▶ _Your goal_
Would you please copy each line of the data in which the string "name" occurs?

Excerpts from an interface dataset
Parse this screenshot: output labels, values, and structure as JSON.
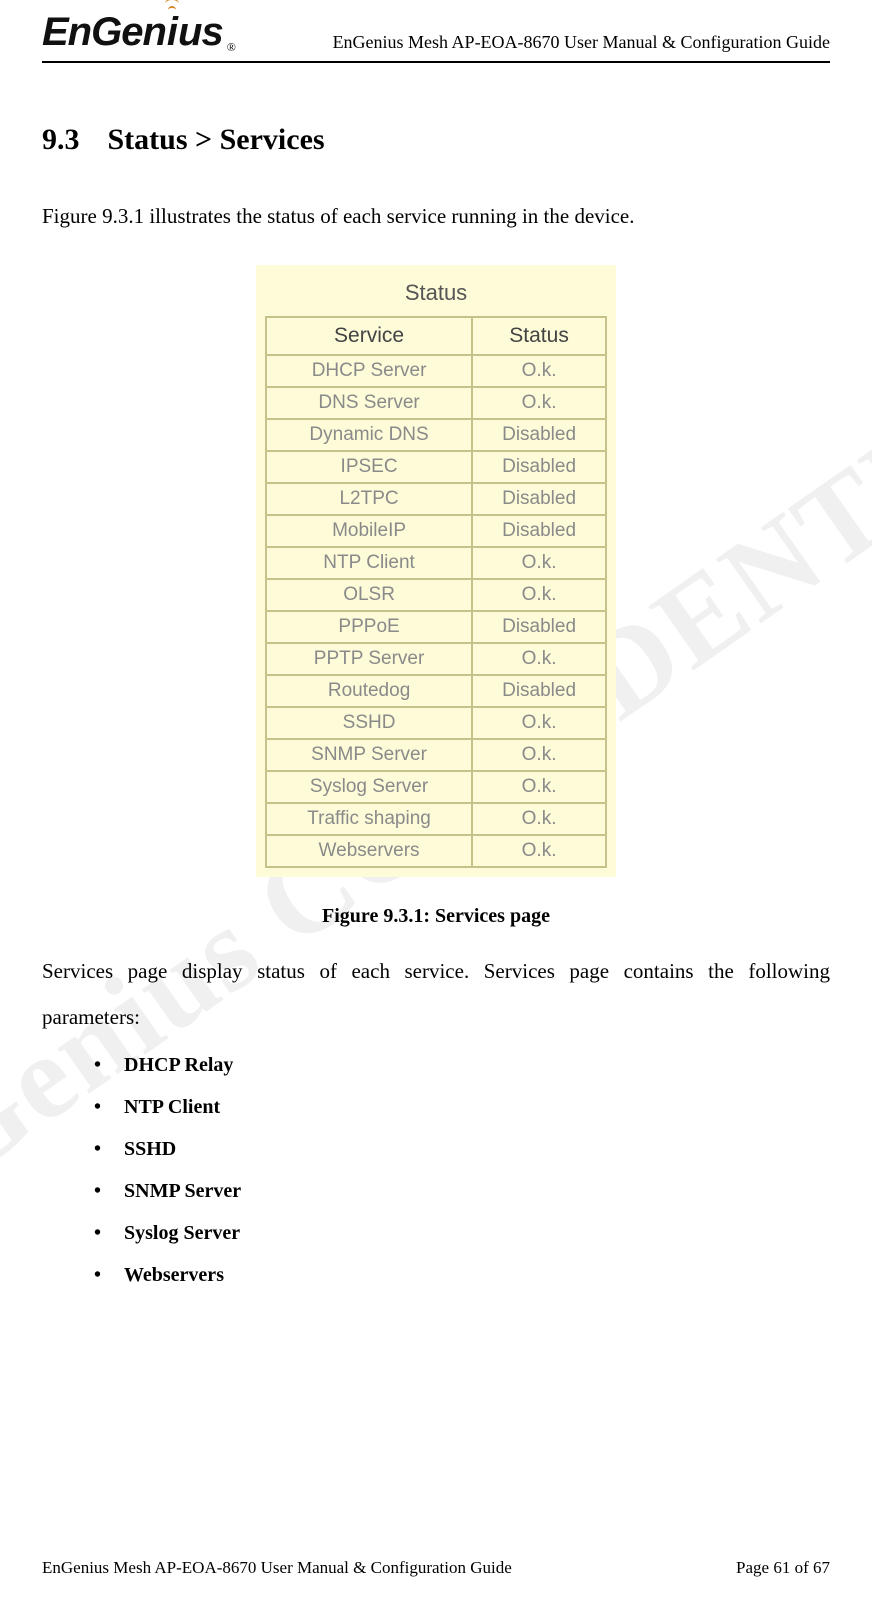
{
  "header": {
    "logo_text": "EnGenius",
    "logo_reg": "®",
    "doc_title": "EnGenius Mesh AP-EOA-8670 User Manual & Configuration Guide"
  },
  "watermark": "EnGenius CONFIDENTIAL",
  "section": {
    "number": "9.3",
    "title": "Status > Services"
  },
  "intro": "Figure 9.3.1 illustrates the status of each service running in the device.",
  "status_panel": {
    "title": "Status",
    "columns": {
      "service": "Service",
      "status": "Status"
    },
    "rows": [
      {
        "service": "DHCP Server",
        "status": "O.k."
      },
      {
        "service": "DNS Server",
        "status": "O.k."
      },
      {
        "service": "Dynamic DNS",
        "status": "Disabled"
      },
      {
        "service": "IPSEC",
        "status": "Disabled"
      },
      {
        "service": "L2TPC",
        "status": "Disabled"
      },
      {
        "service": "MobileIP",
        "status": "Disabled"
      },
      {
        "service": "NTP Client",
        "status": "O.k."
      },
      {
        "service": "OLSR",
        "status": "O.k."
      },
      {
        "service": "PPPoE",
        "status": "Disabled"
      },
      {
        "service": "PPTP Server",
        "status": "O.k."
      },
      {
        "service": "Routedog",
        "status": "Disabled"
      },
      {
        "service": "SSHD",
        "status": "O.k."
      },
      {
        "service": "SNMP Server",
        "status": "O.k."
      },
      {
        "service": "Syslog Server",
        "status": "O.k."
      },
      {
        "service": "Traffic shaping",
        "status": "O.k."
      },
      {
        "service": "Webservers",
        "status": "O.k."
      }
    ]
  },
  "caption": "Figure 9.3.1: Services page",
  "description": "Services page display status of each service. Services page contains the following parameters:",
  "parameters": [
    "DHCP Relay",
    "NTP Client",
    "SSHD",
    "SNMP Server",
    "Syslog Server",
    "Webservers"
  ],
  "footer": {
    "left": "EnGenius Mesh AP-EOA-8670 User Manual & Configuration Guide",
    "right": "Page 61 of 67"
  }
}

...

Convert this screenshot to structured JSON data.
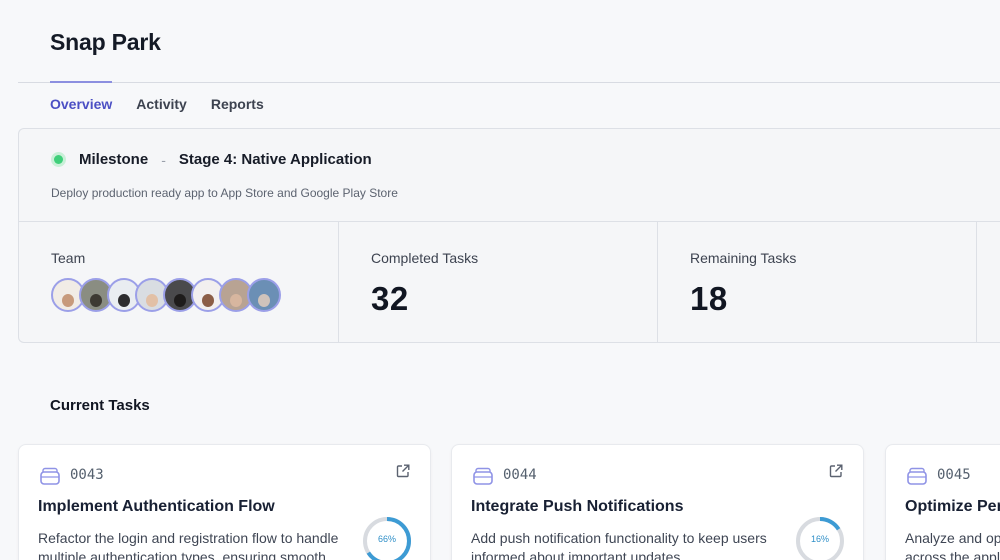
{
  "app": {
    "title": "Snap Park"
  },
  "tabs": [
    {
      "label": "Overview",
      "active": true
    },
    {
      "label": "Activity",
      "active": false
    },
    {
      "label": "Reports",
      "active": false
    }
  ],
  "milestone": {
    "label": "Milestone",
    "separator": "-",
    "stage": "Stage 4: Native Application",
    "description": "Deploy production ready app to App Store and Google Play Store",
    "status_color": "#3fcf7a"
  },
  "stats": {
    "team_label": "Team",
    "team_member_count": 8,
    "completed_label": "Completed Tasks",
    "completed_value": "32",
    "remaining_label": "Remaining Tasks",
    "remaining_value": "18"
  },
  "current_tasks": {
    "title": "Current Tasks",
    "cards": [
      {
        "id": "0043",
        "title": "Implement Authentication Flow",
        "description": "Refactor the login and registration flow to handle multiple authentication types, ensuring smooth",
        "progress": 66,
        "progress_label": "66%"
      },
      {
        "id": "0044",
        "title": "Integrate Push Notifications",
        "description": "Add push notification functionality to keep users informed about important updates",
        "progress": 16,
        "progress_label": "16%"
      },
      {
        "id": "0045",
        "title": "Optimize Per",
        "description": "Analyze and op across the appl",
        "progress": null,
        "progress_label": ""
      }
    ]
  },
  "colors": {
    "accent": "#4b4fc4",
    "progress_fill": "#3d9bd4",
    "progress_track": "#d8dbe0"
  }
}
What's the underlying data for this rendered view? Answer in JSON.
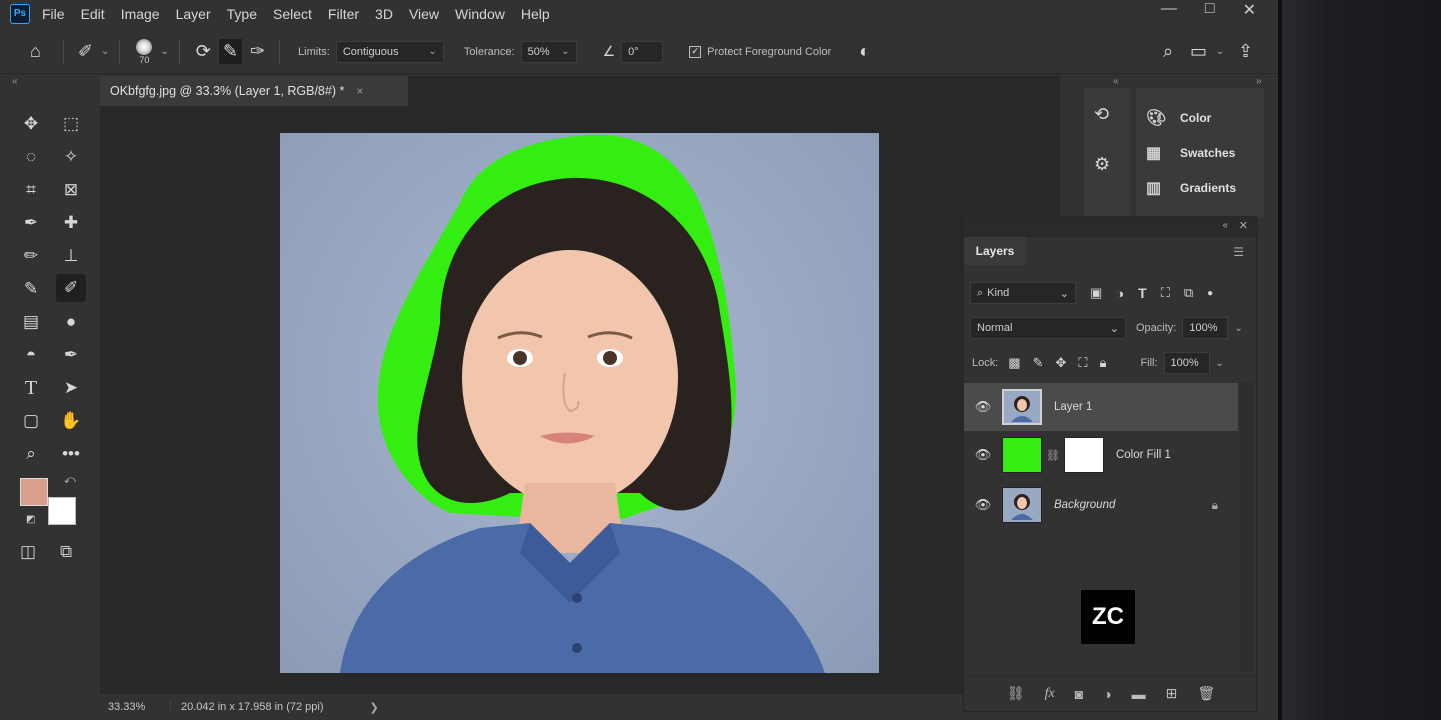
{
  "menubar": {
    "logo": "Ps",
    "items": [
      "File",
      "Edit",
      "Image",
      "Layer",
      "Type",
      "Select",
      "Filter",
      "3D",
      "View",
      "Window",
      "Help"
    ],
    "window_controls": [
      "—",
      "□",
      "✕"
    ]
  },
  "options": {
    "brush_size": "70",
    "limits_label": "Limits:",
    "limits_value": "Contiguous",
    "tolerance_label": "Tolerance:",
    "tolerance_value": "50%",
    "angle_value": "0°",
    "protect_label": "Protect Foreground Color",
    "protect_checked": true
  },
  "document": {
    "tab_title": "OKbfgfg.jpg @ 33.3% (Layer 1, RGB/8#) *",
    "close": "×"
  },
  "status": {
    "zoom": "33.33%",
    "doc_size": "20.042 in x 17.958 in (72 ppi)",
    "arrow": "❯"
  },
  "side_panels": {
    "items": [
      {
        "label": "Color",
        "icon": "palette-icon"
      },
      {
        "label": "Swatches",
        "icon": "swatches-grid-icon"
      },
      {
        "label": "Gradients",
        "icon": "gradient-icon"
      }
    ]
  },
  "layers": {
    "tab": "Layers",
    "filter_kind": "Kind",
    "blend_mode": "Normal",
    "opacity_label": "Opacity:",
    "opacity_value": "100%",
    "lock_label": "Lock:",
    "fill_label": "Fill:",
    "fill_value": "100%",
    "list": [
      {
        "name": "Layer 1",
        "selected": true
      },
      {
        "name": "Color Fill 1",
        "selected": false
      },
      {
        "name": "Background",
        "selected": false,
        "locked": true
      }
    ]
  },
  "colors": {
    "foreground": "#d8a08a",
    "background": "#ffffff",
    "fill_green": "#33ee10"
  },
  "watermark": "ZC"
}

▶ _Task answer_
        "name": "Layer 1",
        "name": "Color Fill 1",
        "name": "Background",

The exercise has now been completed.